Whatever happens to the current drive to open Cuba to travel by Americans, Cuba has a major fan in Joan Werner, a 26-year veteran agent and Associate at Valerie Wilson Travel’s New York office. Aware of the travel restrictions and Cuba’s problems, Werner sees opportunity for travel agents and the industry in Cuba.
“I have been fortunate enough to have visited Cuba three times thus far and it has always been a memorable experience. The reasons to open Cuba to travel are many, including its vibrant culture and people,” Werner said in an interview with Travel Agent. She also supports efforts by the NTA and USTOA to open Cuba to U.S. visitors.
“Some of the special experiences I have had are living in the 1950’s for a week like time stood still in Cuba. Seeing and riding in vintage cars, listening and dancing to fantastic Cuban Salsa and Jazz music-like it was then and how it is now.”

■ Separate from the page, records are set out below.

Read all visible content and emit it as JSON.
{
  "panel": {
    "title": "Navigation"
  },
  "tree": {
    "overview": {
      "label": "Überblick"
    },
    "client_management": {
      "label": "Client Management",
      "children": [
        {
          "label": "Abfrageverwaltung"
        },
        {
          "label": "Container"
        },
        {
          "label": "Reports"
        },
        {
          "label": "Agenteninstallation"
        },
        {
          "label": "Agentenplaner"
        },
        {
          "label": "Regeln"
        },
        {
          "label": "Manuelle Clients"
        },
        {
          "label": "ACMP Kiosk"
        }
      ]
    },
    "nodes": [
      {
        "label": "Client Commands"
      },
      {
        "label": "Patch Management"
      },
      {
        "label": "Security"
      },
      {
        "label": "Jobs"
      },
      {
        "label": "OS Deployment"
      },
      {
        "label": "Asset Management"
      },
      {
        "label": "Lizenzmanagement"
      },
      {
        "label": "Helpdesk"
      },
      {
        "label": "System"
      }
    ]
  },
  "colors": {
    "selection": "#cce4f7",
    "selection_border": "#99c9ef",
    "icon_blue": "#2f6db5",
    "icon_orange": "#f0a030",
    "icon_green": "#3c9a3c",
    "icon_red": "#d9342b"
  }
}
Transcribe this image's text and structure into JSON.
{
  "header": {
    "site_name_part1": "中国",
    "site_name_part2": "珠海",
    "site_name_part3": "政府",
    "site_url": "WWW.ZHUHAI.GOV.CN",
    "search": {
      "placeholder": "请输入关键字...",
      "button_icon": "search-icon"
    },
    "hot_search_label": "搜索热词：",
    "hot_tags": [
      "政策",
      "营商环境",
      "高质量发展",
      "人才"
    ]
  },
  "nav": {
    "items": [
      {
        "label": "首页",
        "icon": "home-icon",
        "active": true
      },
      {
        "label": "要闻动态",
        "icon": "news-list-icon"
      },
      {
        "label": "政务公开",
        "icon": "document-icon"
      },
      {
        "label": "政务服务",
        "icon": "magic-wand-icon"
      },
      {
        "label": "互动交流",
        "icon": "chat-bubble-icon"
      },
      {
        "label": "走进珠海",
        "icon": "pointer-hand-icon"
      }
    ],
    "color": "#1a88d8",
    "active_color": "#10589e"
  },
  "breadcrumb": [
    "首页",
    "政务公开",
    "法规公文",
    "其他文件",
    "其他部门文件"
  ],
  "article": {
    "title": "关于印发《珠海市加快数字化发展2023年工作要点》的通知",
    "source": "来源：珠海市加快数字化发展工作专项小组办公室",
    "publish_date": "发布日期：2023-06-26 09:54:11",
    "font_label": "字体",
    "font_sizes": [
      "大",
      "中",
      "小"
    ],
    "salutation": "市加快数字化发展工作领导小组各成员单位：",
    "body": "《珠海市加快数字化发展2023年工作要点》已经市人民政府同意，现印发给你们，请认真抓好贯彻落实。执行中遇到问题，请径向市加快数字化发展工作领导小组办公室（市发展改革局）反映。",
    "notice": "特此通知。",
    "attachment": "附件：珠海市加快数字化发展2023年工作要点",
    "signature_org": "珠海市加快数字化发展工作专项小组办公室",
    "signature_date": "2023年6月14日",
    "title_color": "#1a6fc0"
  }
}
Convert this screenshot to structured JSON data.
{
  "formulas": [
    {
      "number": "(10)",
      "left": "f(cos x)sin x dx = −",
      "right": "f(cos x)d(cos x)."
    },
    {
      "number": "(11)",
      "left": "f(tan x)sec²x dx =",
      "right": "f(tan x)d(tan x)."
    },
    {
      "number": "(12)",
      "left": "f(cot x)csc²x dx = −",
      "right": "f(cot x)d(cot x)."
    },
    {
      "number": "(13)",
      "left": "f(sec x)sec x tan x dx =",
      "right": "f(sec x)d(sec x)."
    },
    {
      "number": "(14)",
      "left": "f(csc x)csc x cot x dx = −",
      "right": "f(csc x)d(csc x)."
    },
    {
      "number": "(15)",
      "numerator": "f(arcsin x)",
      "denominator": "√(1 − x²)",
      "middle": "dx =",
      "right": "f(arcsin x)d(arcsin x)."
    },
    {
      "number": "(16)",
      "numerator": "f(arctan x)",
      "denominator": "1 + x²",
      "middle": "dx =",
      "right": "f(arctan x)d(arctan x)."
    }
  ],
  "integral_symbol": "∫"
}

The nightlife is great and plentiful, Werner says, including the famed Tropicana Nightclub. “On a given evening, I had to decide whether I was going to attend the ballet, the opera, a top baseball game or see Cuba’s leading Salsa band. It was a tough decision as visitors can enjoy lots of activities and events and see very talented artists.”
Werner notes that Havana is a UNESCO World Heritage Site and offers a great opportunity to explore-Old and New Havana. “You can visit Ernest Hemingway’s home and haunts and in other parts of Cuba see the Bay of Pigs, the City of Trinidad and the Che Guevara Memorial. Also a visit to Veradero Beach is a must.”
There are an abundance of art galleries and museums to visit and there is a good choice of hotels, Werner says. “Its a vibrant culture. I have taken Salsa dance lessons, dined in some out of the way restaurants and felt very safe. I have also brought medical supplies to the island-which are very welcome.”
“I was also fascinated by Jewish life in Cuba-the remaining 1,500 Jewish population-is mostly in Havana – and to visit various synagogues. The Jewish community is active and have Bar Mitzvahs and weddings.”
Werner is also bullish on the outlook for independent agents, despite the economic down turn. “Its essential that independent agents offers specializations – not just one, but several. My expertise – or niches – include Italy, Argentina, spa travel and corporate travel to the Far East and China. Hopefully Cuba will be next.”
Independent agents affiliated with a strong agency – Valerie Wilson Travel has 14 offices in the U.S. and 225 agent associates – and a strong agency group such as Virtuoso offer real advantages, “Having the support and market clout of both really helps.” Valerie Wilson Travel is a Virtuoso member.
“Developing strong relationships with clients is basic, as is being accessible 24/7. Develop a good relationship with suppliers is also vital – as is negotiating skills and personal trust,” Werner advises.
The current downturn and recovery has seen increased price sensitivity among clients. “Professional agents must know what’s happening in the industry and be alert to changes. There is lots of economic uncertainty and last minute bookings are normal,” Werner says.
Professional agents also have to promote themselves - Werner just launched a one-page newsletter for her clients - and deliver outstanding service to be competitive. “Despite the problems the professional independent agent has great opportunity ahead. Seize it and follow your passions.”
Werner sees a welcomed turn around underway in consumer’s use of travel agents as travelers turn to agents instead of to online sources. “Professional agents who can deliver value to travelers will continue to prosper. They will tire of online shopping.”
Werner invites agents to visit Valerie Wilson Travel’s new web site at www.ValerieWilsonTravel.com. Or contact her at [email protected].